The first tornado forecast issued by two Air Force Officers at Tinker Air
Force Base, Okla., on March 25, 1948, was the first step in establishing
the National Weather Service's organized watch and warning program that blankets
and protects the nation today. Now 50 years later, the National Oceanic and
Atmospheric Administration, Tinker Air Force Base, and the University of Oklahoma are
celebration this historic forecast. Following are some tornado-related story ideas that
you may want to develop as weather and science-related features commemorating this
50 YEARS OF PROGRESS
Since that first tornado forecast issued 50 years ago on March 25, 1948, the science
community has made significant progress to improve the watch and warning lead times.
Because of investments in research, observing systems such as the Doppler radar and
interactive computer systems, and forecasting technology, the lead time for tornadoes
has nearly doubled from a national average of 5 minutes in the early 1990s to nearly 10
minutes today. This extra time allows those in the path of danger to take steps to protect
themselves and their families from these powerful storms. What technologies does the
National Weather Service have in place today? How are tornadoes forecast? What
research projects are underway to continue these scientific improvements?
WHY DO SCIENTISTS TRY TO INTERCEPT TORNADOES?
Scientists chase and "intercept" tornadoes to measure them close up to learn more
about them. The goal is to improve forecasts and warnings. The National Oceanic and
Atmospheric Administration (NOAA) and university scientists have conducted a series
of scientific intercepts of tornadic storms that should revolutionize our understanding of
tornadoes and dramatically improve tornado forecasts and warnings.
BETTER TORNADO WARNINGS FROM THE NATIONAL WEATHER SERVICE
The NWS has completed a nationwide blanket of overlapping Doppler weather radars
that can actually see inside of storms and give forecasters new capabilities for making
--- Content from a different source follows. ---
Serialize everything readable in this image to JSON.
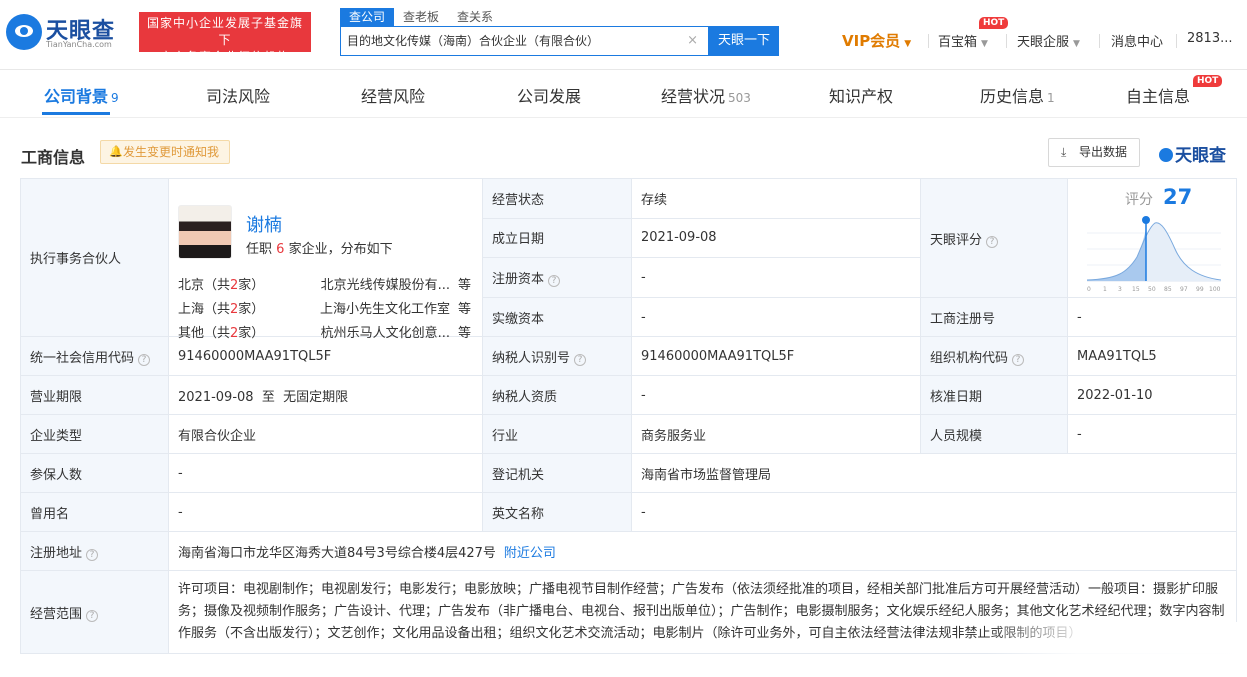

timely, geographically-specific warnings of approaching tornadoes. Since the
introduction of these new radars, average warning lead times for tornadoes are longer,
and forecasters are learning more about spotting potential locations for tornadoes.
HOW CAN PEOPLE GET TORNADO WARNINGS WHEN THEY ARE SLEEPING OR
NOT WATCHING TV OR LISTENING TO THEIR RADIOS?
The high-band FM frequencies commonly referred to as the "weather band" carry
NOAA Weather Radio broadcast from National Weather Service Forecast offices.
Special NOAA Weather Radio receivers, available at most electronics stores for about
the cost of a pair of shoes, can be set to turn on only if a severe weather warning is
sent out from an NWS office. A special frequency tone is picked up by the radio, the
tone turns the radio on and sounds a brief alarm, followed by the warning information.
NOAA Weather Radios are becoming standard equipment in more and more schools,
hospitals, nursing homes, churches and synagogues and other public gathering places
in tornado alley and throughout the country. More information is available on the
Internet at http://www.nws.noaa.gov/nwr
HOW DO STORM SPOTTERS HELP?
National Weather Service forecast offices across the country use Doppler radar and
satellite pictures as the primary tools to detect severe weather. However, one of the
most important tool for observing thunderstorms and tornadoes is the trained eye of the
storm spotter. Trained spotters perform an invaluable service for the NWS. Their
real-time observations of tornadoes, hail, wind, and significant cloud formations provide
a truly reliable information base for severe weather detection and verification. By
providing observations, spotters assist the meteorologists at local offices in their
warning decisions, and enabling the NWS to fulfill its mission of protecting life and